I told them that I was part of the BAsics Bus Tour, a group of revolutionaries who had come together from across the country to live and travel on an RV through the South to connect people up with Bob Avakian, the leader who has re-envisioned revolution and communism, and to bring people like them into the movement for revolution.
Speakout at the Sanford Police Station – WE SAY NO MORE, by Alice Woodward
Sweltering afternoon sun beats down through towering oaks and Spanish moss on the streets of a Black community in Sanford, Florida. A community that has witnessed a very different scene for the past two days. The BAsics Bus Tour has been rolling through bringing the BAsics of revolution and building for a special speakout right there in Sanford. For two days fliers went out with a picture of Trayvon Martin, “We Say ‘No More’ Speakout at the Sanford Police Station 4pm,” the news spread by word of mouth from friend to friend and on the radio with Carl Dix and Sunsara Taylor making appearances on local stations to announce that the BAsics Bus Tour came to Sanford with a purpose and a message.
We came to Sanford because this is the place where Trayvon Martin was gunned down by the racist wanna-be-cop George Zimmerman. The place where the killer of a young Black man went free and police refused to arrest him for six weeks and only arrested him and charged him because people stood up and protested in the streets for weeks all around the country. We came here not because this is the only place that this kind of thing happens, but because this kind of thing happens all the time in cities and neighborhoods, to Black youth everywhere. The killing of Trayvon Martin concentrates the reality for oppressed youth throughout this country every hour of every single day and that’s why this resonated so deeply and people declared, “We are all Trayvon Martin.” Now people are being told to sit back, get out of the streets and allow the courts to “do their job” as the media goes into motion creating public opinion for Zimmerman’s acquittal, painting him as the victim and dragging Trayvon Martin’s reputation through the mud, all this working to lay the basis for this system to do what we’ve seen it does again and again – let the killer of a Black man go free.
Getting Oriented and Getting Started, the first 2 days of the BAsics Bus Tour, by Sunsara Taylor
Its been two days now on the BAsics Bus Tour. The volunteers are an impressive bunch. What hit me first is our obvious diversity. Younger and older, Black, white and Latino, male and female, with a tremendous range of different life experiences and depth of experience in the revolution. What hits me just as hard, though, is our common enthusiasm for Bob Avakian and the real revolution.
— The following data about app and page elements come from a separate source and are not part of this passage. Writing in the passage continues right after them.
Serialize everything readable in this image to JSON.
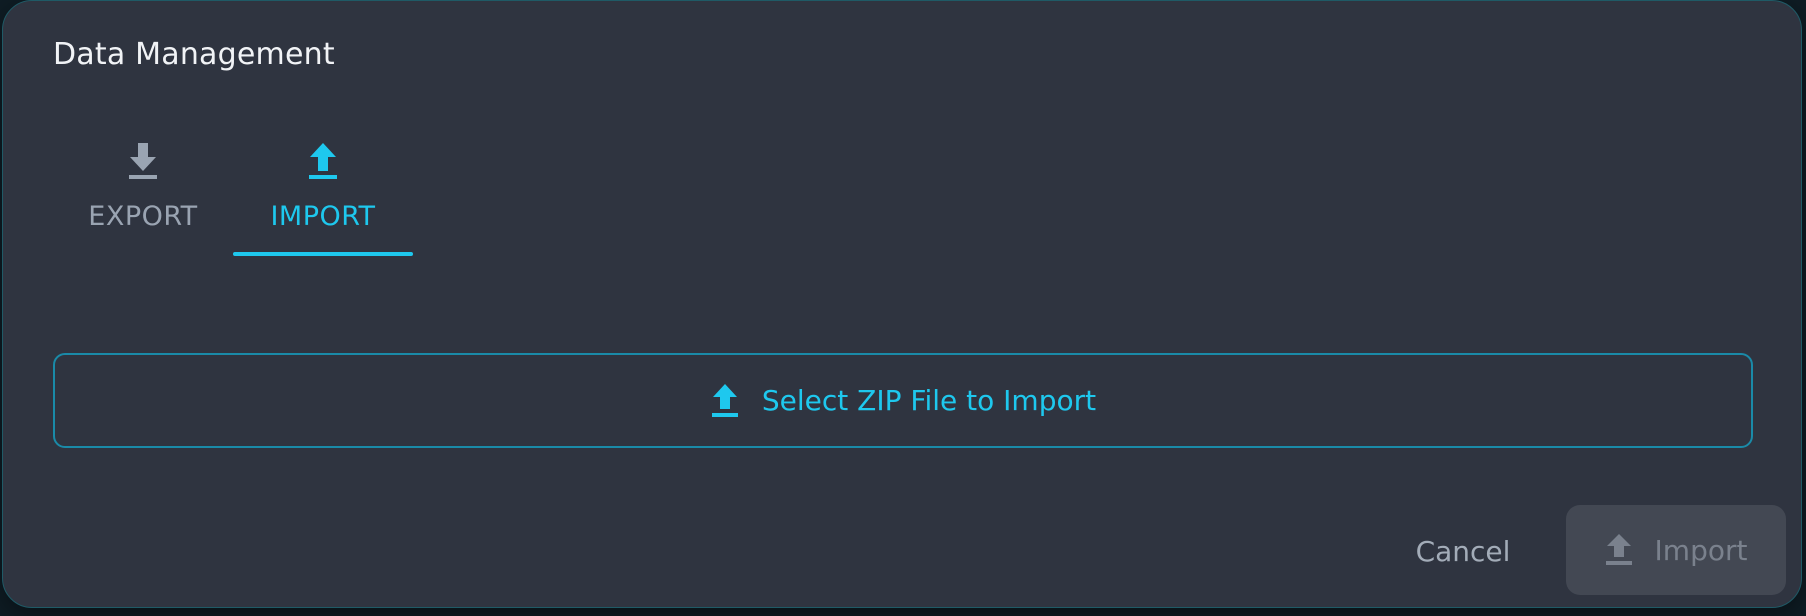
{
  "dialog": {
    "title": "Data Management"
  },
  "tabs": [
    {
      "label": "EXPORT",
      "icon": "download-icon",
      "active": false
    },
    {
      "label": "IMPORT",
      "icon": "upload-icon",
      "active": true
    }
  ],
  "import_panel": {
    "select_button_label": "Select ZIP File to Import",
    "select_button_icon": "upload-icon"
  },
  "footer": {
    "cancel_label": "Cancel",
    "import_label": "Import",
    "import_icon": "upload-icon",
    "import_disabled": true
  },
  "colors": {
    "accent": "#1ec8ee",
    "dialog_background": "#2f3440",
    "inactive_text": "#9aa4b2",
    "disabled_button": "#434853"
  }
}
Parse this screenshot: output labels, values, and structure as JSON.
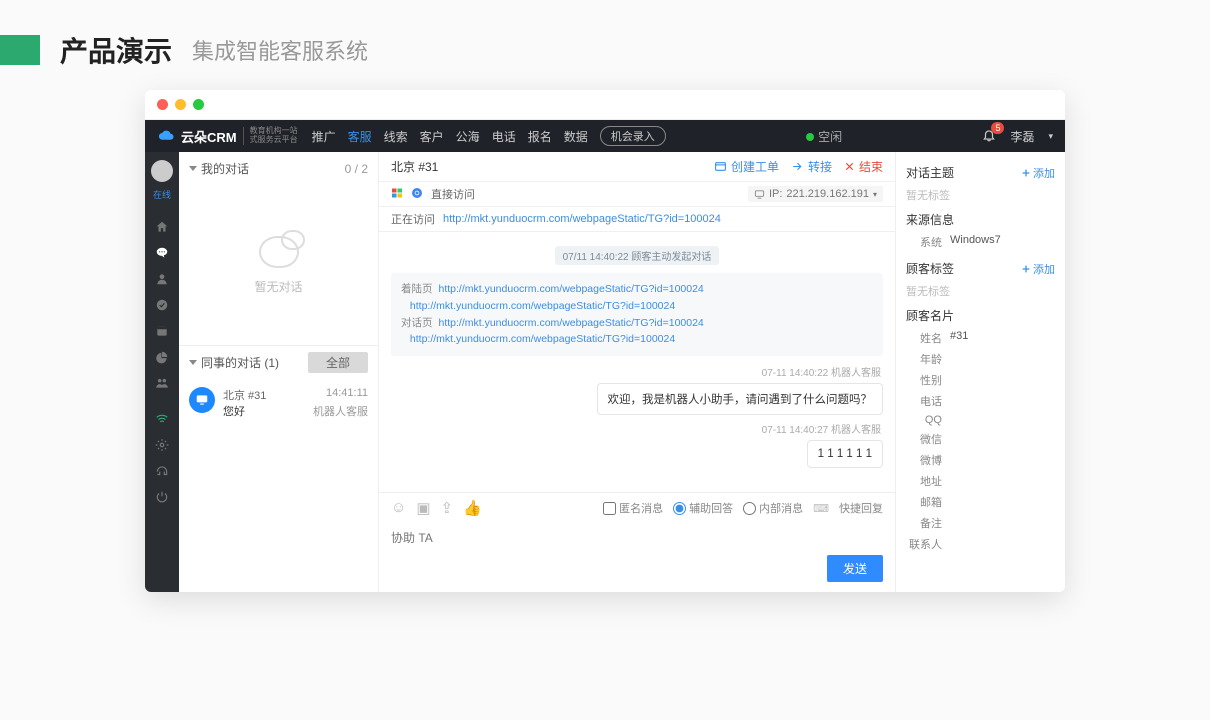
{
  "page": {
    "title": "产品演示",
    "subtitle": "集成智能客服系统"
  },
  "brand": {
    "name": "云朵CRM",
    "tagline1": "教育机构一站",
    "tagline2": "式服务云平台"
  },
  "nav": {
    "items": [
      "推广",
      "客服",
      "线索",
      "客户",
      "公海",
      "电话",
      "报名",
      "数据"
    ],
    "active_index": 1,
    "record_btn": "机会录入",
    "status": "空闲"
  },
  "topright": {
    "badge": "5",
    "user": "李磊"
  },
  "siderail": {
    "status_label": "在线"
  },
  "leftcol": {
    "my_conv": "我的对话",
    "my_count": "0 / 2",
    "empty": "暂无对话",
    "peer_conv": "同事的对话  (1)",
    "all_btn": "全部",
    "item": {
      "name": "北京 #31",
      "time": "14:41:11",
      "last": "您好",
      "by": "机器人客服"
    }
  },
  "mid": {
    "title": "北京 #31",
    "actions": {
      "ticket": "创建工单",
      "transfer": "转接",
      "end": "结束"
    },
    "access": {
      "label": "直接访问"
    },
    "visiting": {
      "label": "正在访问",
      "url": "http://mkt.yunduocrm.com/webpageStatic/TG?id=100024"
    },
    "ip": {
      "label": "IP:",
      "value": "221.219.162.191"
    },
    "sys_notice": "07/11 14:40:22  顾客主动发起对话",
    "links": {
      "row1_label": "着陆页",
      "row1a": "http://mkt.yunduocrm.com/webpageStatic/TG?id=100024",
      "row1b": "http://mkt.yunduocrm.com/webpageStatic/TG?id=100024",
      "row2_label": "对话页",
      "row2a": "http://mkt.yunduocrm.com/webpageStatic/TG?id=100024",
      "row2b": "http://mkt.yunduocrm.com/webpageStatic/TG?id=100024"
    },
    "m1": {
      "time": "07-11 14:40:22  机器人客服",
      "text": "欢迎，我是机器人小助手，请问遇到了什么问题吗？"
    },
    "m2": {
      "time": "07-11 14:40:27  机器人客服",
      "text": "1 1 1 1 1 1"
    },
    "toolbar": {
      "anon": "匿名消息",
      "assist": "辅助回答",
      "internal": "内部消息",
      "quick": "快捷回复"
    },
    "compose": {
      "placeholder": "协助 TA",
      "send": "发送"
    }
  },
  "right": {
    "topic": "对话主题",
    "add": "添加",
    "no_tag": "暂无标签",
    "source": "来源信息",
    "sys_k": "系统",
    "sys_v": "Windows7",
    "cust_tag": "顾客标签",
    "card": "顾客名片",
    "fields": {
      "name_k": "姓名",
      "name_v": "#31",
      "age": "年龄",
      "gender": "性别",
      "phone": "电话",
      "qq": "QQ",
      "wechat": "微信",
      "weibo": "微博",
      "addr": "地址",
      "email": "邮箱",
      "note": "备注",
      "contact": "联系人"
    }
  }
}
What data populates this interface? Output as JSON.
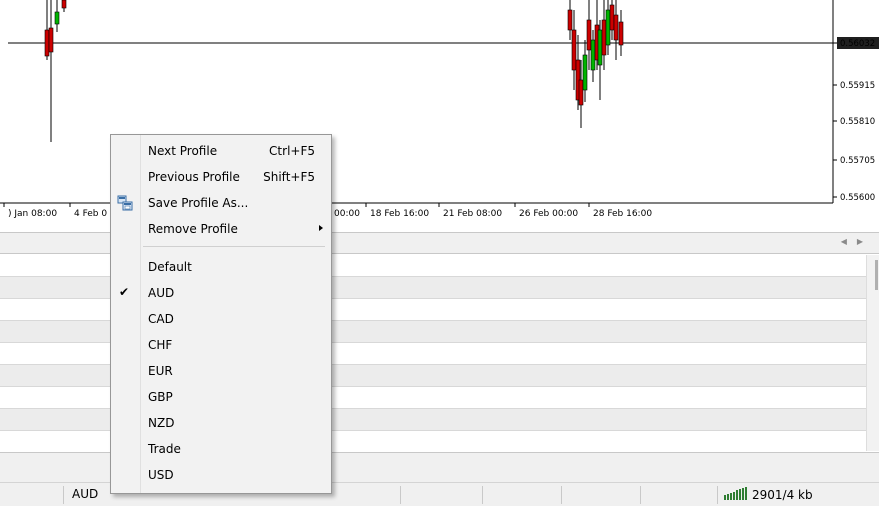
{
  "chart": {
    "price_labels": [
      "0.56032",
      "0.55915",
      "0.55810",
      "0.55705",
      "0.55600"
    ],
    "time_labels": [
      ") Jan 08:00",
      "4 Feb 0",
      "00:00",
      "18 Feb 16:00",
      "21 Feb 08:00",
      "26 Feb 00:00",
      "28 Feb 16:00"
    ],
    "colors": {
      "bull": "#00b400",
      "bear": "#cc0000",
      "wick": "#000000",
      "price_tag_bg": "#1f1f1f",
      "price_tag_fg": "#ffffff"
    }
  },
  "context_menu": {
    "items": [
      {
        "label": "Next Profile",
        "shortcut": "Ctrl+F5"
      },
      {
        "label": "Previous Profile",
        "shortcut": "Shift+F5"
      },
      {
        "label": "Save Profile As...",
        "icon": "save-profile-icon"
      },
      {
        "label": "Remove Profile",
        "submenu": true
      }
    ],
    "profiles": [
      "Default",
      "AUD",
      "CAD",
      "CHF",
      "EUR",
      "GBP",
      "NZD",
      "Trade",
      "USD"
    ],
    "checked_profile": "AUD"
  },
  "status_bar": {
    "profile": "AUD",
    "traffic": "2901/4 kb",
    "traffic_icon": "connection-bars-icon"
  },
  "tab_strip": {
    "arrows_icon": "scroll-arrows-icon"
  }
}
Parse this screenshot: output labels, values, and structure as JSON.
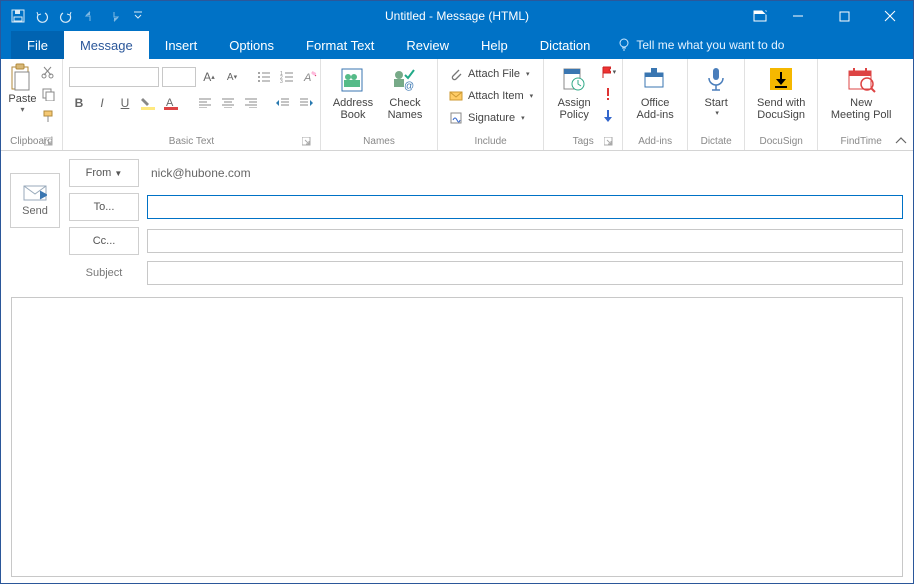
{
  "window": {
    "title": "Untitled  -  Message (HTML)"
  },
  "tabs": {
    "file": "File",
    "message": "Message",
    "insert": "Insert",
    "options": "Options",
    "format_text": "Format Text",
    "review": "Review",
    "help": "Help",
    "dictation": "Dictation",
    "tell_me": "Tell me what you want to do"
  },
  "ribbon": {
    "clipboard": {
      "label": "Clipboard",
      "paste": "Paste"
    },
    "basic_text": {
      "label": "Basic Text",
      "font_name": "",
      "font_size": ""
    },
    "names": {
      "label": "Names",
      "address_book": "Address\nBook",
      "check_names": "Check\nNames"
    },
    "include": {
      "label": "Include",
      "attach_file": "Attach File",
      "attach_item": "Attach Item",
      "signature": "Signature"
    },
    "tags": {
      "label": "Tags",
      "assign_policy": "Assign\nPolicy"
    },
    "addins": {
      "label": "Add-ins",
      "office_addins": "Office\nAdd-ins"
    },
    "dictate": {
      "label": "Dictate",
      "start": "Start"
    },
    "docusign": {
      "label": "DocuSign",
      "send_with": "Send with\nDocuSign"
    },
    "findtime": {
      "label": "FindTime",
      "new_poll": "New\nMeeting Poll"
    }
  },
  "compose": {
    "from_label": "From",
    "from_value": "nick@hubone.com",
    "to_label": "To...",
    "cc_label": "Cc...",
    "subject_label": "Subject",
    "send_label": "Send",
    "to_value": "",
    "cc_value": "",
    "subject_value": ""
  }
}
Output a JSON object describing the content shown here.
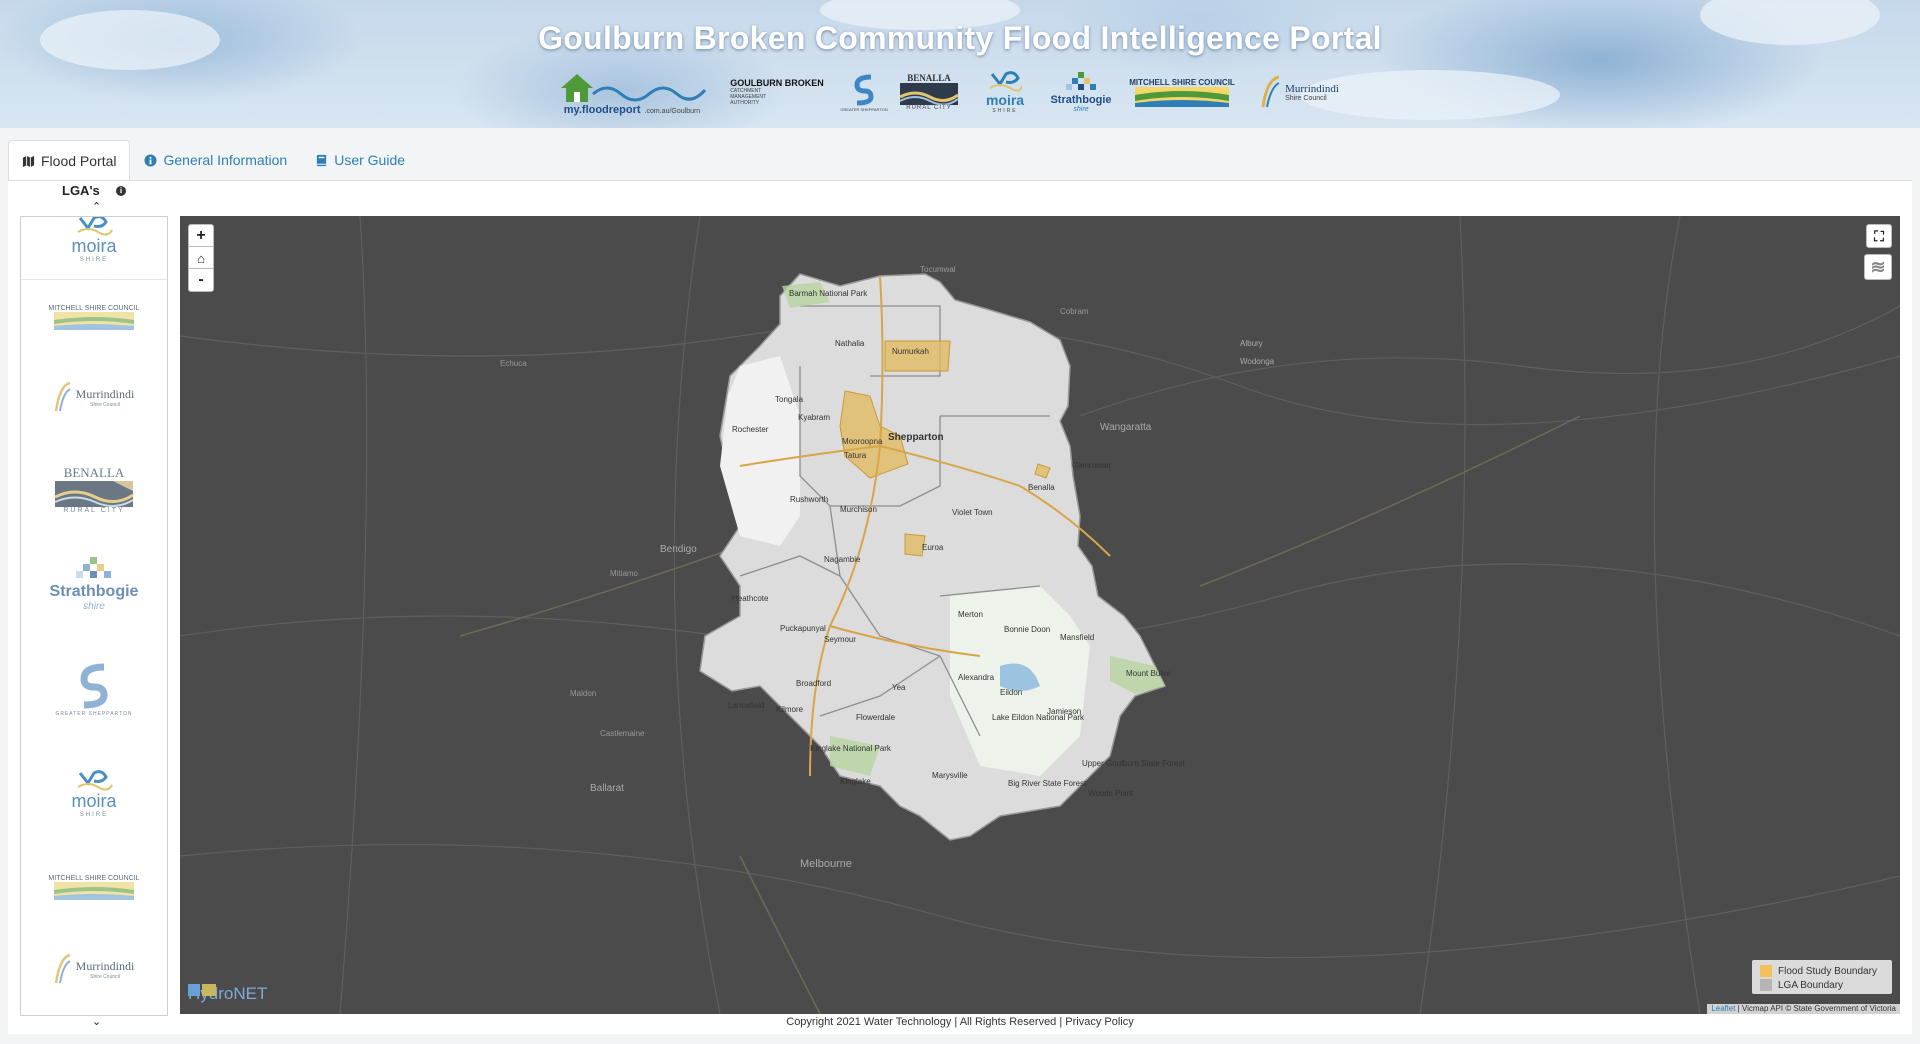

The first day’s orientation began with a showing of the first segment of Bob Avakian’s Revolution talk, “They’re Selling Postcards of the Hanging,” where he gets into the founding of this country in slavery and the hundreds of years of white supremacist terror which was inflicted on Black people as part of the enforcing the “American way.” BA describes not only the lynchings, but how white people would gather in a festive atmosphere to witness the lynchings of Black people and to snap pictures and make postcards of the hangings.
People in Atlanta respond to meeting the BAsics Bus Tour. This will be played at parties across the country TONIGHT along with another video (soon to come). Be part of “pushing the Bus forward”… Start organizing a gathering Tuesday night (a special video announcement about the Tour will go up Tuesday morning for people across the country). FOLLOW this blog, SHARE with others, and CONTRIBUTE towards the rest of this leg of the BAsics Bus Tour… and for the next leg. So we can connect people up with the movement for revolution, and with Bob Avakian - the leadership we have for the revolution we need.